He is: Father Daniel Mallette, pastor of St. Margaret of Scotland. Ordained 1957 at Mundelein Seminary. His photo made the front page of both daily papers last month during the problems at Burr Oak Cemetery. It’s not the first time he’s made headlines. He is a warrior when it comes to racial injustice.

Growing up: “I was an only child with 41 first cousins. My mother was one of 10 children; my father one of 11. I’m exactly one-quarter each French, German, Polish and Irish. My mother had six sisters and each Sunday, it was so incredible, everybody would gather at one of the sisters’ houses for a big family dinner. Then the men would play pinochle.”

School days: Attended St. Mary Magdalene School in South Chicago, “taught by the wonderful Felician nuns.” Graduated from St. Ailbe’s, and said his first Mass there.

Tough times: “My first job was 10 cents an hour selling newspapers. My next job was at Rusch’s Drug Store at 84th & Marquette for 40 cents an hour.”

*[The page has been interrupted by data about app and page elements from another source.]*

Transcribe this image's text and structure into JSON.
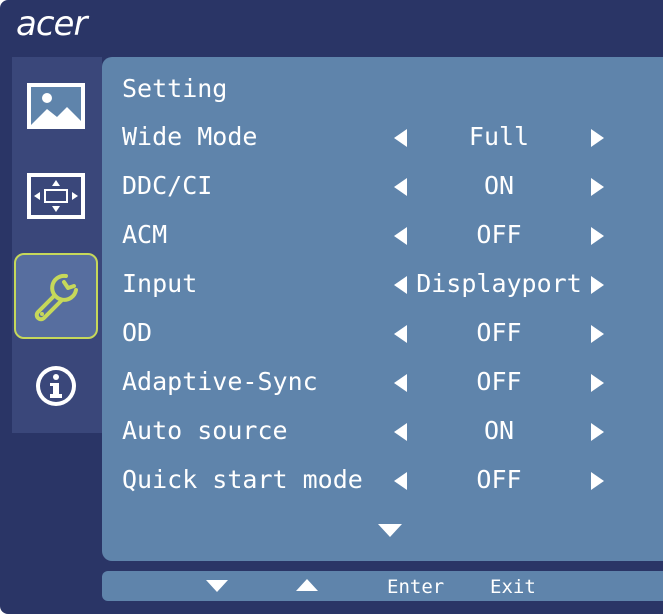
{
  "brand": "acer",
  "colors": {
    "frame": "#2a3566",
    "nav_bg": "#3a477a",
    "panel": "#5f84ab",
    "active_border": "#c6d85a",
    "text": "#ffffff"
  },
  "nav": {
    "items": [
      {
        "icon": "picture-icon",
        "active": false
      },
      {
        "icon": "screen-position-icon",
        "active": false
      },
      {
        "icon": "wrench-settings-icon",
        "active": true
      },
      {
        "icon": "info-icon",
        "active": false
      }
    ]
  },
  "menu": {
    "title": "Setting",
    "rows": [
      {
        "label": "Wide Mode",
        "value": "Full"
      },
      {
        "label": "DDC/CI",
        "value": "ON"
      },
      {
        "label": "ACM",
        "value": "OFF"
      },
      {
        "label": "Input",
        "value": "Displayport"
      },
      {
        "label": "OD",
        "value": "OFF"
      },
      {
        "label": "Adaptive-Sync",
        "value": "OFF"
      },
      {
        "label": "Auto source",
        "value": "ON"
      },
      {
        "label": "Quick start mode",
        "value": "OFF"
      }
    ],
    "more_indicator": "chevron-down-icon"
  },
  "footer": {
    "down_icon": "arrow-down-icon",
    "up_icon": "arrow-up-icon",
    "enter_label": "Enter",
    "exit_label": "Exit"
  }
}
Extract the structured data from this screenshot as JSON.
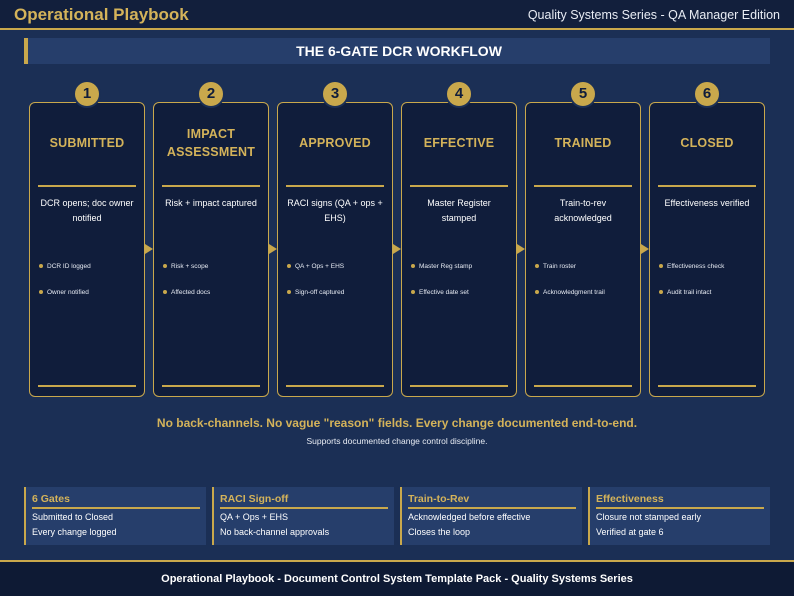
{
  "header": {
    "brand": "Operational Playbook",
    "edition": "Quality Systems Series - QA Manager Edition"
  },
  "banner": {
    "title": "THE 6-GATE DCR WORKFLOW"
  },
  "gates": [
    {
      "number": "1",
      "title": "SUBMITTED",
      "description": "DCR opens; doc owner notified",
      "bullets": [
        "DCR ID logged",
        "Owner notified"
      ]
    },
    {
      "number": "2",
      "title": "IMPACT ASSESSMENT",
      "description": "Risk + impact captured",
      "bullets": [
        "Risk + scope",
        "Affected docs"
      ]
    },
    {
      "number": "3",
      "title": "APPROVED",
      "description": "RACI signs (QA + ops + EHS)",
      "bullets": [
        "QA + Ops + EHS",
        "Sign-off captured"
      ]
    },
    {
      "number": "4",
      "title": "EFFECTIVE",
      "description": "Master Register stamped",
      "bullets": [
        "Master Reg stamp",
        "Effective date set"
      ]
    },
    {
      "number": "5",
      "title": "TRAINED",
      "description": "Train-to-rev acknowledged",
      "bullets": [
        "Train roster",
        "Acknowledgment trail"
      ]
    },
    {
      "number": "6",
      "title": "CLOSED",
      "description": "Effectiveness verified",
      "bullets": [
        "Effectiveness check",
        "Audit trail intact"
      ]
    }
  ],
  "tagline": "No back-channels.  No vague \"reason\" fields.  Every change documented end-to-end.",
  "subline": "Supports documented change control discipline.",
  "panels": [
    {
      "title": "6 Gates",
      "lines": [
        "Submitted to Closed",
        "Every change logged"
      ]
    },
    {
      "title": "RACI Sign-off",
      "lines": [
        "QA + Ops + EHS",
        "No back-channel approvals"
      ]
    },
    {
      "title": "Train-to-Rev",
      "lines": [
        "Acknowledged before effective",
        "Closes the loop"
      ]
    },
    {
      "title": "Effectiveness",
      "lines": [
        "Closure not stamped early",
        "Verified at gate 6"
      ]
    }
  ],
  "footer": "Operational Playbook  -  Document Control System Template Pack  -  Quality Systems Series",
  "colors": {
    "background": "#1b2f55",
    "gold": "#c9a84c",
    "card": "#101d3b",
    "panel": "#263e6b"
  }
}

Sports: “I liked Mike Tresh of the White Sox, No. 15. He never hit that good. He only hit one or two home runs in his career. Then his kid came along and played for the Yankees and hit 25 a year.

I played everything but was only good at alley football. I loved football.”

Priesthood: “I always wanted to be a priest. Msgr. John Kozlowski was so holy when he would say: ‘Hoc est enim corpus meum.’ My biggest hero even as a kid, was Father Martin Farrell. He was the first guy who said let’s let Black kids in our schools, and have people from the South take instructions to become Catholic.”

Awareness: “From grammar school on, I got a sense from my folks, how screwed up the world was on racial injustice and hatred. [Father] George Clements and I, he was the only Black guy out of 415 of us at Quigley in 1945, we were always close. We rode the Jackson Park El every day to State and Chicago and walked over to Quigley.”

Some of his causes: Loyola University’s basketball team pioneered integration, but a couple months after winning the NCAA championship in 1963, there was an incident. A Black Loyola coed, Micki (Marie) Leaner, was refused admittance to the segregated pool at Loyola’s Lewis Towers, operated by the Illinois Club for Catholic Women. Mallette was the only priest who joined seven nuns, students and others picketing the ICCW. “That picture of our protest went all over the world.”

Before marching in Selma, “I went to Mississippi with the Student Nonviolent Coordinating Committee in 1964. Three Civil Rights activists had just been killed.”

During the struggle for integration in Chicago schools, “I got arrested with James Farmer and Dick Gregory at Buckingham Fountain.” They spent several days in the house of correction.

Assignments: His priesthood has included 11 years at St. Agatha’s on the West Side, and four years in New York as dean of [minority] student affairs at Fordham. “Then I got in trouble with Cardinal Cody for driving a cab on weekends to be like a priest/worker.” He came to St. Margaret after a year at St. Norbert in Northbrook.

Etc.: Favorite saint? “Martin de Porres.” Any pets? “A dog, Tuffy No. 5. I got Tuffy No. 1 when FDR was in office.” Leisure? “I go on two retreats a year. I don’t need a day off. I love doing what I do. It’s the job I wanted when I was six years old.”

Favorite verse: “Take up your cross and follow me.”